I C Lake
On the horizon you see the Maximacentrale
IJs (Ice) on the IJSselmeer (Lake Ĳssel) . The IJsselmeer is a shallow artificial lake of 1100 km² in the central Netherlands bordering the provinces of Flevoland, North Holland and Friesland, with an average depth of 5 to 6 m. The Ĳsselmeer is the largest lake in Western Europe.
The Ĳsselmeer is a freshwater lake fed through the Ketelmeer by the river IJssel, which gives it its name. It is mainly fed by water from the Rhine since the IJssel is a branch of it.
The internal capitalization in the spelling is because IJ is a digraph in Dutch, possibly a ligature, and sometimes considered a single letter (see IJ (digraph)).

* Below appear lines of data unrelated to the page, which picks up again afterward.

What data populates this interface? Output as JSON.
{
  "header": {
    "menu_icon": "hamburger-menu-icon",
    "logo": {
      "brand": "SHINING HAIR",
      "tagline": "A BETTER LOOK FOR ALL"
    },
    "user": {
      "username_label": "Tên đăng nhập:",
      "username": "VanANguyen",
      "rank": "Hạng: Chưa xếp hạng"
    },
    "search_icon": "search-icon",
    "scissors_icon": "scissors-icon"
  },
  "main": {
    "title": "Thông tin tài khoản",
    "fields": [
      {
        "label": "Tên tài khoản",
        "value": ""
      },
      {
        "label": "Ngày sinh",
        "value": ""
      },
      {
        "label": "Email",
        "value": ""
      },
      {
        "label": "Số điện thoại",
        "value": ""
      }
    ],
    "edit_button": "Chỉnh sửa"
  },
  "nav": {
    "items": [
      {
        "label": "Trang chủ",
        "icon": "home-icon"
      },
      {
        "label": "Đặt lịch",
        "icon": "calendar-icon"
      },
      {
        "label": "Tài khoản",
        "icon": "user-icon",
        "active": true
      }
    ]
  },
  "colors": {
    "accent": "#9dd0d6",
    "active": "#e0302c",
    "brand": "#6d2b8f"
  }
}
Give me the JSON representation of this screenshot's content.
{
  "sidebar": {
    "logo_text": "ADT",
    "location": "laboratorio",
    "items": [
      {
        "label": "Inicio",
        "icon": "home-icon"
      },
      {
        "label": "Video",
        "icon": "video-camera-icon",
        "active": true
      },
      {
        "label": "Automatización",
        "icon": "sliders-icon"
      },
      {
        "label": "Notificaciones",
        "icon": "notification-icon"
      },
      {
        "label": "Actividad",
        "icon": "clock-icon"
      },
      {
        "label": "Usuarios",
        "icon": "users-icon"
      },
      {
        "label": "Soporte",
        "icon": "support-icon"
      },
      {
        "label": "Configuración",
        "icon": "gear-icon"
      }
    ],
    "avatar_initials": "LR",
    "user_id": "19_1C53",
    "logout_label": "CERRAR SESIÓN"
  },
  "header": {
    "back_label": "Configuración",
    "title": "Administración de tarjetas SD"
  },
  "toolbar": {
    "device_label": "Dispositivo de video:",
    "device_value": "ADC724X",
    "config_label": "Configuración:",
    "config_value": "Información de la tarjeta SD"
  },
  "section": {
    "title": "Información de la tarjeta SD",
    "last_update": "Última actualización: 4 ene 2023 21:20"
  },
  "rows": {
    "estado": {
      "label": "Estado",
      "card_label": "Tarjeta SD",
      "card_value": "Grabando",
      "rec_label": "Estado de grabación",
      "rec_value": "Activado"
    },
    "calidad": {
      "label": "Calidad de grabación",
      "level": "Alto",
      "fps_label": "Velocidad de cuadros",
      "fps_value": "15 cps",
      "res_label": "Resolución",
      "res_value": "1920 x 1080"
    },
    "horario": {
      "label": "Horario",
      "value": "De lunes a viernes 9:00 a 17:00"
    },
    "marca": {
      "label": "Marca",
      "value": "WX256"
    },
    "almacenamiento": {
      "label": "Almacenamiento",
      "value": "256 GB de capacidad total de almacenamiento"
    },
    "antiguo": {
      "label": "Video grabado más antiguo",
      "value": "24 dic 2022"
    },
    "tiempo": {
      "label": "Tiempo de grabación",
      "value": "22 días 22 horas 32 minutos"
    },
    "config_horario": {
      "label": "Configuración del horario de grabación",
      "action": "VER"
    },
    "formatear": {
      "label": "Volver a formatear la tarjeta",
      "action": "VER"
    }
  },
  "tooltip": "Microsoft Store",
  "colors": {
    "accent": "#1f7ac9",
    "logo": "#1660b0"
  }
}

The Ĳsselmeer was created in 1932 when an inland sea, the Zuiderzee, was closed by a 32 km dam, the Afsluitdijk. This was part of a major hydraulic engineering project known as the Zuiderzee Works, that years later led to the reclaiming of land from the Ĳsselmeer, thereby diminishing the size of the lake.
In 1975 the Ĳsselmeer was further split in two by the completion of the Houtribdijk, now also called Markerwaarddijk because it was originally designed to border the Markerwaard; this dike runs from Enkhuizen southeast to Lelystad. This former southern part of the Ĳsselmeer is now the hydrologically separate Markermeer.
The Ĳsselmeer functions as a major fresh water reserve, serving as a source for agriculture and drinking water. It also offers a number of opportunities for recreational activities.
The province of Flevoland was created in 1986 from three of the polders reclaimed from the Ĳsselmeer.